Brooke Bessesen / Island Press / 320 pages
In March, scientists announced that no more than 22 vaquita porpoises likely remain in the world. Vaquita are being rapidly driven to extinction—entangled and drowned by gillnets illegally set in Mexico’s Gulf of California (also known as the Sea of Cortez). Without an end to gillnet fishing, the vaquita could soon be extinct.
In Vaquita: Science, Politics and Crime in the Sea of Cortez, author Brooke Bessesen elucidates the complex story of the vaquita. With more than 30 years’ experience in animal rescue and marine fieldwork, Bessesen writes with both authority and heart, bringing the reader into the center of the storm that has been the decades-long effort to save the vaquita. She thoroughly researched her subject, even embedding herself for weeks on end in the Gulf’s local communities.
The book gives voice to the fishers, scientists, and conservationists who have been grappling with the challenges associated with protecting the vaquita. Bessesen describes the frustrating, ineffective reactions of successive Mexican governments to the porpoise’s plight, especially the failure to completely and effectively ban gillnet fishing gear.
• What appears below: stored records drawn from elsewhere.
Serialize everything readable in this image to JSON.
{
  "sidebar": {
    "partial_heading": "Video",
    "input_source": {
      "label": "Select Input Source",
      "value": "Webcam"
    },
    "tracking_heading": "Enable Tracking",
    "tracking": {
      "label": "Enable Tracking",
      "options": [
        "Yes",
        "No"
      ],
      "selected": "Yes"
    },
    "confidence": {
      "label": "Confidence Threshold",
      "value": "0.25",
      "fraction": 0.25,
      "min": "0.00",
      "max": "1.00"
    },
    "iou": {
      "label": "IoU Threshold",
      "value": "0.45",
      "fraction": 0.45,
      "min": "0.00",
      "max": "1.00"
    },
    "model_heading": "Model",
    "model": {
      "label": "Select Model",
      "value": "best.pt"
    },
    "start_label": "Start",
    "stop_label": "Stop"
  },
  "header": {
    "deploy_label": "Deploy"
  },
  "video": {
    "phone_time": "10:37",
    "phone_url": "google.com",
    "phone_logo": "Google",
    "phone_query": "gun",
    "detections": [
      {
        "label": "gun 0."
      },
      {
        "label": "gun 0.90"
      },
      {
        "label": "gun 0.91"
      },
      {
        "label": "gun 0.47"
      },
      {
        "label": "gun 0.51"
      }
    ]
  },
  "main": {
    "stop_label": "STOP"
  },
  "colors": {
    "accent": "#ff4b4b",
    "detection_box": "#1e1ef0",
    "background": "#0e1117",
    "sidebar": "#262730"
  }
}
Vaquita is fast-paced, at times reading like a crime thriller—complete with villainous drug cartels, wildlife traffickers, and government corruption. The book is an important cautionary tale. As Bessesen notes, we need to learn from the vaquita before yet another marine mammal species faces the same fate.